Having left the Soviet Union as a kid, I didn't experience first hand the Communist propaganda machine, but nonetheless it left an indelible mark on my psyche. The homo sovieticus learned that anything that was said by official mouthpieces was a lie, and in fact the opposite was true. You had to be an idiot not to realize that. Is the same true in this country as well? The only difference being that instead of the Party, the message is controlled by a bunch of corporate oligarchs?

Oliver Stone, where are you?

Tuesday, October 26, 2010

Sur le pont d'Avignon

Reading Barbara Tuchman's "A Distant Mirror"...

The Papal Palace @ Avignon

E-Kvetcher vs the Wu Tang

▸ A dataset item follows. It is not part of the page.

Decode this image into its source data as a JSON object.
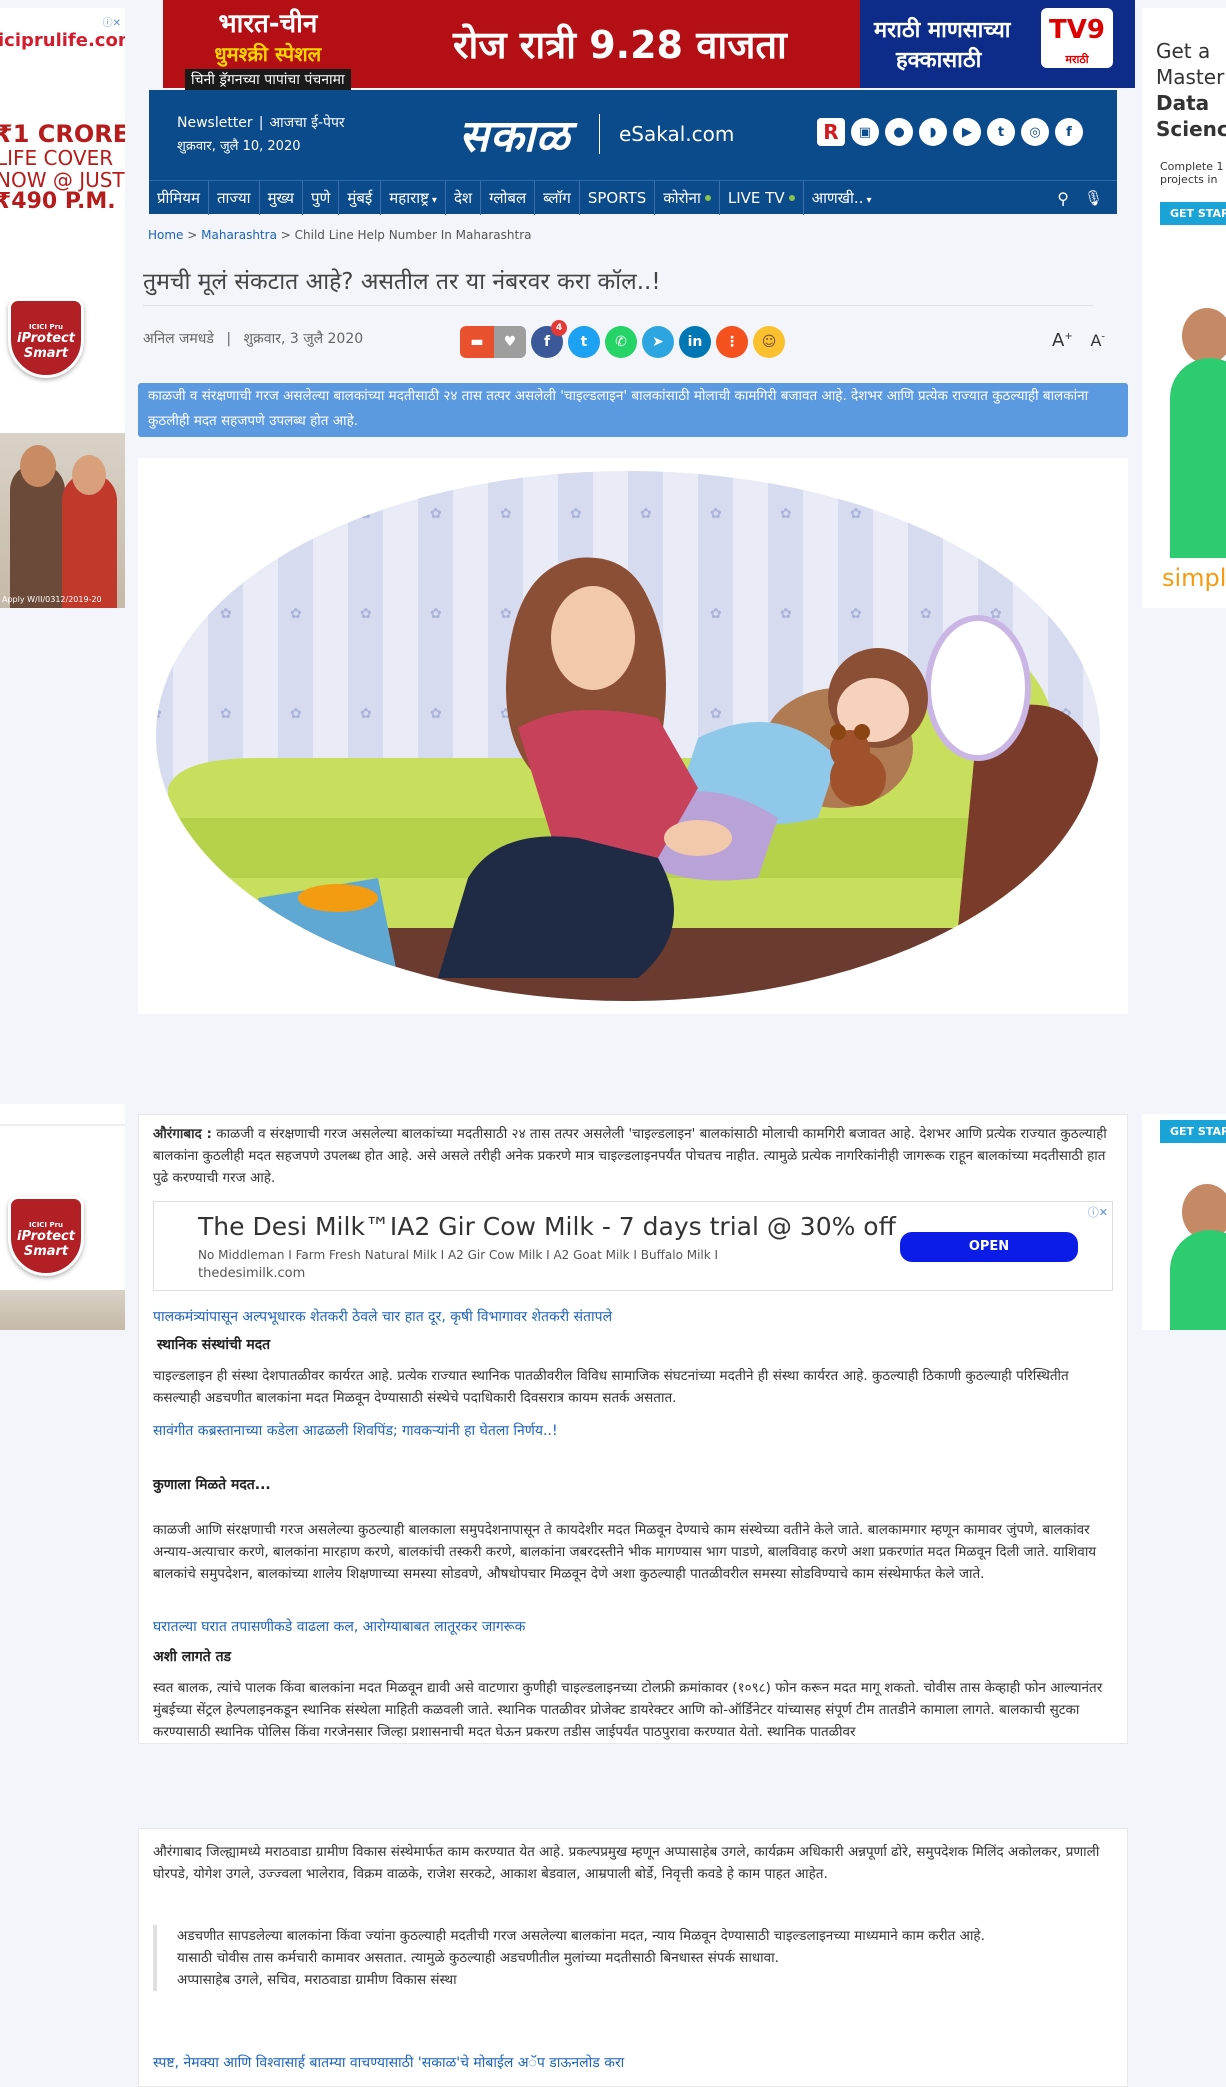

I wore my old Wu-Tang Clan t-shirt out on Sunday and had three people stop me and tell me they liked my shirt. Who would have thunk?

PS - My wife pointed out that none of them were women.

Monday, October 18, 2010

The Way We Never Were

Reading an interesting book by Stephanie Coontz analyzing the myth of the perfect American family of the past.

One of the things she talks about is the rise of the Liberal European idea of personal freedom that came around the time of the Enlightenment. This was a reaction to the oppression of the monarchy and it defined the notion of individual freedom. However, while it defined the rights of the individual, it didn't really address the social and political obligations of living in a society.

This is something I've always recognized, but she articulates it really well, and she supports with a lot of supporting quotes and stories.

One thing that is interesting is that she brings up gift giving. A gift is an important social construct because it places an obligation on the person receiving the gift. In our society, people feel very uncomfortable if someone gives them a gift and they did not reciprocate, or if the value of the gift received is much higher than what was given. We feel this way because we are uncomfortable with acknowledging this social obligation - it impinges on our sense of freedom. We don't want to be "dependent" on anyone else. However, in a different culture she talks about, reciprocating with a gift immediately after receiving one is considered a grave insult to the giver. It implies that you do not want to take on this obligation and you want to eradicate it right away.

Tuesday, October 12, 2010

My knees are killing me, as is my back and my arms and my sides - two days ago I was carrying stones around the front lawn of the house and now my muscles are reminding me of this activity. It got me thinking of what a great workout carrying stones can be.

And then it got me thinking of how silly it is to go to the health club and waste all this energy exercising. You'd think that instead of using all this electricity to power treadmills etc, we would be using humans to generate electricity. But no - it would never work in this country. Unless maybe we offered to pay people for producing the electricity? Maybe that would kill two birds with one stone - cheap source of energy and healthier Americans.

Wednesday, October 06, 2010


A Jew applies for a job and gets turned down immediately.
"This is plain anti-semitism"
"Not at all. Why should we hire you? We know you'll just emigrate to Israel right away."
"But I have no intention to emigrate."
"Then we can't hire you at all!"
"Why not?"
"We don't hire fools."